Never one to travel light, she has also brought into my bed three large teddy bears. These go by unusual names. Diabetic Bear was a helpful free gift from drug manufacturer Bayer to all newly diagnosed diabetic children, complete with colourful felt patches to indicate insulin injection sites. Romantic Bear sports a smart oriental karate outfit. Glowy lights up in the dark. Being slightly smaller than the other two, Glowy is introduced as the daughter of Diabetic Bear, who, because she is a wearing a dress, must be the mummy. I query whether Romantic Bear is therefore Glowy’s daddy.
“No, not yet,” replies Laura, introducing a whole new notion of the family dynamic. “But he might get married to Diabetic Bear this afternoon.”
How many marriages would be saved if the mummies had the babies first and then recruited the daddies, appointing only the most compatible candidate for the post?

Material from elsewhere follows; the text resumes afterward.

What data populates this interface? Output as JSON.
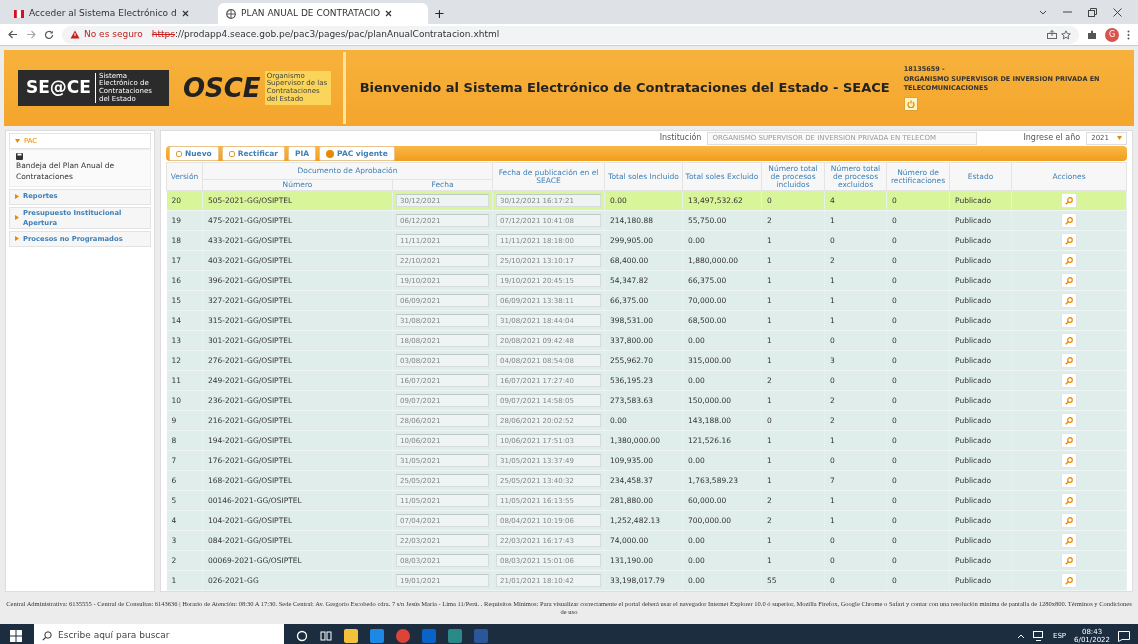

I think she could be on to something.
“When’s Father’s Day?” she asks. “How many more days?”
Though Mother’s Day is an ancient tradition, I have a feeling that Father’s Day was a twentieth century invention by Hallmark, always keen to create a new card marketing opportunity. Pleasingly, it was designated to fall precisely nine months before Mother’s Day.
“It’s in June,” is all I choose to tell her.
I look down at the little collection of treasures spread over the duvet: red handprints made at Rainbows, a card full of hearts and hugs and kisses created at school, a colouring sheet completed in the changing room at Gym Club, smuggled into her kit bag so that I wouldn’t see it before the big day. She cuddles up closer and gives me a long hug.
Hallmark really ought to start up a Daughters’ Day, too. Well, I’d be the first in the queue to buy a card.